Steelheart by Brandon Sanderson is a fast-paced adventure in an alternate Chicago where humans with superpowers rule the world.

Power corrupts. Absolute power corrupts absolutely.

About ten years ago, Calamity appeared in the sky and certain ordinary humans gained superpowers. Now, the most powerful of these Epics, as they are called, control cities and territories, and the less powerful form alliances with the great. Normal humans are little more than serfs, trying to live out their lives without getting in the way of the Epics. In the city of Chicago, now called Newcago, an Epic named Steelheart rules. With the power to turn any nonliving substance into steel, the ability to fly, superhuman strength, and invulnerability to bullets and all other weapons, Steelheart seems almost godlike in his powers . . . but eighteen-year-old David has seen him bleed. When Steelheart first arrived on the scene, he had a showdown at a bank with a lesser Epic. David, just eight years old at the time, was at the bank with his father. In the ensuing battle, David's father was a casualty, and David was the only survivor -- the only person who can remember what happened at the bank, when a bullet grazed Steelheart's cheek and left a trail of blood. David has spent all of his spare time since the bank incident in single-minded pursuit of revenge, studying the Epics and learning their weaknesses. He has a plan to get to Steelheart, but he'll need the help of a resistance movement known as the Reckoners, and they don't accept strangers into their group. Can David prove to the Reckoners that he belongs with them -- and even if he does, can he convince them to go after Steelheart?
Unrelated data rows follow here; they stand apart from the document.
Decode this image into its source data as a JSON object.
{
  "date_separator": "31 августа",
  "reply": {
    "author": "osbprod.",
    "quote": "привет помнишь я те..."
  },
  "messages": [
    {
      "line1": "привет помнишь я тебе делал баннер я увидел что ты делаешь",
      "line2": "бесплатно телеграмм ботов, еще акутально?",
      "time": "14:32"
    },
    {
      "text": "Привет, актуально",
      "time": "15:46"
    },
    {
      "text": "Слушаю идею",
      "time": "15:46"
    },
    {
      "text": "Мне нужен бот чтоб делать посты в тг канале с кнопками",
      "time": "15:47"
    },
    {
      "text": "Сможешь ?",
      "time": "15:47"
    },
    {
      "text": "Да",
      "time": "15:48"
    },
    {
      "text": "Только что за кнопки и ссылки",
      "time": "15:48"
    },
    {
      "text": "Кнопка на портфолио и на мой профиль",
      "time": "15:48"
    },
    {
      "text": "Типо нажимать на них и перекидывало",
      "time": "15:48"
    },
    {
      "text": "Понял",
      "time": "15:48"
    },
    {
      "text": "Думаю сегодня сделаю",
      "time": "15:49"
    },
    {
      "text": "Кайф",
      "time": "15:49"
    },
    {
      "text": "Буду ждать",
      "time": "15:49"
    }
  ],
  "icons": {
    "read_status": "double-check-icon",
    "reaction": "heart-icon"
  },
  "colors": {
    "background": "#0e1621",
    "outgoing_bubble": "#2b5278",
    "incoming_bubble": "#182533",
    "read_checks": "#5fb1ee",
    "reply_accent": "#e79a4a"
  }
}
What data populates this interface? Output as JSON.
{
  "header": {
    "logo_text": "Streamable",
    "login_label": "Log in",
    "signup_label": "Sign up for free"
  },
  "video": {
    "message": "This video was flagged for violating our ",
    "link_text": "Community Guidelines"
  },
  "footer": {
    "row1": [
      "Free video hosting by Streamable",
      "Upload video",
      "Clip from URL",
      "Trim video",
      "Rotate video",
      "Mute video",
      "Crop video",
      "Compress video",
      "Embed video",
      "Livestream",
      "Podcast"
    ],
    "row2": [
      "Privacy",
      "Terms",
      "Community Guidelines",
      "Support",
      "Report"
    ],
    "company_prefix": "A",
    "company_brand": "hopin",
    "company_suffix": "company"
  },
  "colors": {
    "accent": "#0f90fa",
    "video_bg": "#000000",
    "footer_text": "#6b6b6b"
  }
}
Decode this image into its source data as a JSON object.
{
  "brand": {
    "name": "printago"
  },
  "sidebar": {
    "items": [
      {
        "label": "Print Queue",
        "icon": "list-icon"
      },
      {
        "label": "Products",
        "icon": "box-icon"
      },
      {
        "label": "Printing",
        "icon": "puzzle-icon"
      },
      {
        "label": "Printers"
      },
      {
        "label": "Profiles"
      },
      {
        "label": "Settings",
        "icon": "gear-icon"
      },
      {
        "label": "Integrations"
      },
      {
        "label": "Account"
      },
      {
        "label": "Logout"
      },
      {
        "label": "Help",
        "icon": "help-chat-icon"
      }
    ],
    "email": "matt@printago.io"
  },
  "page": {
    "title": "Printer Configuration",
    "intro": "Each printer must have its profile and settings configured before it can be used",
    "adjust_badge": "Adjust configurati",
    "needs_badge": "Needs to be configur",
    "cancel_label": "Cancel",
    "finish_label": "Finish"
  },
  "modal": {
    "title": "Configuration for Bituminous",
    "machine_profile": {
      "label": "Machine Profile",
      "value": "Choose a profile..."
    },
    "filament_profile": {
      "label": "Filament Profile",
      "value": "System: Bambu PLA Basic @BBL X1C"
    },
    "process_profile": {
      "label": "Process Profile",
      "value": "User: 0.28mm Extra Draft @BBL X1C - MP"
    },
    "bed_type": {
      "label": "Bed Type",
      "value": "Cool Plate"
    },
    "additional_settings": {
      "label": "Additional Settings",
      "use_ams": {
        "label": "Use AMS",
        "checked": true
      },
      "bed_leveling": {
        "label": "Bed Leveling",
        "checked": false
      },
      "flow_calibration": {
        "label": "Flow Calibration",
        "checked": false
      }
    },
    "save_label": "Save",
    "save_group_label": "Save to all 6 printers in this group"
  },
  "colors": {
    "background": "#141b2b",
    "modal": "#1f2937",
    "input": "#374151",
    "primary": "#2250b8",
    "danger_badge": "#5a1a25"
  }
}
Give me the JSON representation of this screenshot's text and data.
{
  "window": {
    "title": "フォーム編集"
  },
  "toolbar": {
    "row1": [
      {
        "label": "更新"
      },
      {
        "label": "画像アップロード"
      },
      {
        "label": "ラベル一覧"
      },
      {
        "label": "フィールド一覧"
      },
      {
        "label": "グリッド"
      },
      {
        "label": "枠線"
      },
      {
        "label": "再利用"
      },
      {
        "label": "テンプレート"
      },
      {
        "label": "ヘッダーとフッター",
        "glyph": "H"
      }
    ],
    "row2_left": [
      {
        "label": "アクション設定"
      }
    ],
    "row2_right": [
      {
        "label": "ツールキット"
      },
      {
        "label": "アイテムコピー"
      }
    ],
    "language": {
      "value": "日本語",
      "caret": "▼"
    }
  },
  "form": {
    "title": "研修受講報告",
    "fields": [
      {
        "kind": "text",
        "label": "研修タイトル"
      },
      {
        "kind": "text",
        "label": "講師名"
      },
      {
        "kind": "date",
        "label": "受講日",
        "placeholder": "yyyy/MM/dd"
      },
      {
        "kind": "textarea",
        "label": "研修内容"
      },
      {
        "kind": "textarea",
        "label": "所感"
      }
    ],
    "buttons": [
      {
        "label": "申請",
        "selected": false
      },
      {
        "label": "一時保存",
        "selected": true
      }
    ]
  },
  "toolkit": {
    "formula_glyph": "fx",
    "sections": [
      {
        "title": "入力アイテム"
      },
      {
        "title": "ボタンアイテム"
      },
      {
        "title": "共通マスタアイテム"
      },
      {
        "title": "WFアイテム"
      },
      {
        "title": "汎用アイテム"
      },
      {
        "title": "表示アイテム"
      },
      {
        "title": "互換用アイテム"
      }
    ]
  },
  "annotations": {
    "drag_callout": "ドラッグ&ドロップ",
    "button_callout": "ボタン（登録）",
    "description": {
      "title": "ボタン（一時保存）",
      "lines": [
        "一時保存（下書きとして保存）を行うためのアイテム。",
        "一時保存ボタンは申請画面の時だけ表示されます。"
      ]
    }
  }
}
This was a gripping, exciting read. Plenty of plot twists meant that I was able to predict some things, while others came as a complete surprise. I listened to the audiobook, and I thought narrator MacLeod Andrews was an excellent match for the story, and the production values were high. This is the first book in a projected trilogy; I look forward to reading the next two.

(Reviewed from an audiobook borrowed through my library system.)